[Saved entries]
-=-=-=-=-
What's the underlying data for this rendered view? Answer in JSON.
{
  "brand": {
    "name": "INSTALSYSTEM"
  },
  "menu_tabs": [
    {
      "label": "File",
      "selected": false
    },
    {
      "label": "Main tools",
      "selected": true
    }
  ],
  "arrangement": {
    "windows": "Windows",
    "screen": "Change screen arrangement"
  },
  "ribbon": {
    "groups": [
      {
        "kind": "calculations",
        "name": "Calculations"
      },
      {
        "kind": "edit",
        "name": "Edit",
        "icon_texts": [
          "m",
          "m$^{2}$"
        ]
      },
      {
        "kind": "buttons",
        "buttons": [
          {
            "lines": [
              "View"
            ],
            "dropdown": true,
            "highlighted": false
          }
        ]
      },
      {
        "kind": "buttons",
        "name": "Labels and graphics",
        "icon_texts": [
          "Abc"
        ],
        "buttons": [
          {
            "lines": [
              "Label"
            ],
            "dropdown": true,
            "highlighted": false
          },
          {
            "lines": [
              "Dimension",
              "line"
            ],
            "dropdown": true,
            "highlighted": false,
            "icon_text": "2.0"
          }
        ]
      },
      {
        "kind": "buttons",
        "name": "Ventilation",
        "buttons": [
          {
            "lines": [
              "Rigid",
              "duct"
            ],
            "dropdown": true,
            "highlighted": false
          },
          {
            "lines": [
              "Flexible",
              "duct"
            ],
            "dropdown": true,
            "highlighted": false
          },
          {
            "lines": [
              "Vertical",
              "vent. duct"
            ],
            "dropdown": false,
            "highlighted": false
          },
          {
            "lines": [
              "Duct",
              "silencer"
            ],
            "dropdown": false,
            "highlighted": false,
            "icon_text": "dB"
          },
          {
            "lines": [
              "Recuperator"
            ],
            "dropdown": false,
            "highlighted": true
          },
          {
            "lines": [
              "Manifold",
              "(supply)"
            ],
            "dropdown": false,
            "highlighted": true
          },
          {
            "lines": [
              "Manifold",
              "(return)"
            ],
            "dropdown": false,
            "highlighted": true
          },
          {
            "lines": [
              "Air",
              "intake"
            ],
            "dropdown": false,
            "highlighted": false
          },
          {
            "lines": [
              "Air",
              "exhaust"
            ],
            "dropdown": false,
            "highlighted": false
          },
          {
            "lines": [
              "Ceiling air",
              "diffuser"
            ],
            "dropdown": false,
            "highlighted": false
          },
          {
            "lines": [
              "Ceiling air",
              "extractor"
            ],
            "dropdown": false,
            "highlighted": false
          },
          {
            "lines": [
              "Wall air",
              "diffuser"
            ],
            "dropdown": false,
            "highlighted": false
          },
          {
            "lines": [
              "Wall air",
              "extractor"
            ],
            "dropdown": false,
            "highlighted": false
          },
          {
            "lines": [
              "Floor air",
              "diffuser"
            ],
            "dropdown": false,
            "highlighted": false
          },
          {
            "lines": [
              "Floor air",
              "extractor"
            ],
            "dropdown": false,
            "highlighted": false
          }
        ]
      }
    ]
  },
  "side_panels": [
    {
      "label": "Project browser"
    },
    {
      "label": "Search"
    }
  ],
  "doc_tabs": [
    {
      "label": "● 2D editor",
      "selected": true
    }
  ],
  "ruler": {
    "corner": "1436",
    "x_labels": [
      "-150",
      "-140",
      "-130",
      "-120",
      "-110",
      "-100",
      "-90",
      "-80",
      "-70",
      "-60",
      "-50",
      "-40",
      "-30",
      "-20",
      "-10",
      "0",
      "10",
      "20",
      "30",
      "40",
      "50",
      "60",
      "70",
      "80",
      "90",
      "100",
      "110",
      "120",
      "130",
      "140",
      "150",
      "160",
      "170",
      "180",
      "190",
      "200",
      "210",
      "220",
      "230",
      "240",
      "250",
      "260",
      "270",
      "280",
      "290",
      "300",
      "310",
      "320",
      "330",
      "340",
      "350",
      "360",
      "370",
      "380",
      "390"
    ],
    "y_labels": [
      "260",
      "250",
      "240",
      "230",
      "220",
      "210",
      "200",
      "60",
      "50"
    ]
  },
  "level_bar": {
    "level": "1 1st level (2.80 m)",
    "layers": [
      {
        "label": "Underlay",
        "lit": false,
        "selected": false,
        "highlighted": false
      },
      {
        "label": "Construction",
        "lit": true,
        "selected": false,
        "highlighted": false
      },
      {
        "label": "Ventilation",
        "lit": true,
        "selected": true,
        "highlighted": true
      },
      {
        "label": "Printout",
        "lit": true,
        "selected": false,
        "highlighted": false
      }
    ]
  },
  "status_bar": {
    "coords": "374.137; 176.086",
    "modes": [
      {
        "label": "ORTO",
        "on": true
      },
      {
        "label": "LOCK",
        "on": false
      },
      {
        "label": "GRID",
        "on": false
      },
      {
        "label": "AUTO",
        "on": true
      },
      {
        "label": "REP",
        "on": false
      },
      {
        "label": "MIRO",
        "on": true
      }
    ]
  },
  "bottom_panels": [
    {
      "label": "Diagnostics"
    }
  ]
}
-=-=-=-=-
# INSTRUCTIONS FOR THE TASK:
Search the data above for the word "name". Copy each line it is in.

# SOLUTION:
    "name": "INSTALSYSTEM"
        "name": "Calculations"
        "name": "Edit",
        "name": "Labels and graphics",
        "name": "Ventilation",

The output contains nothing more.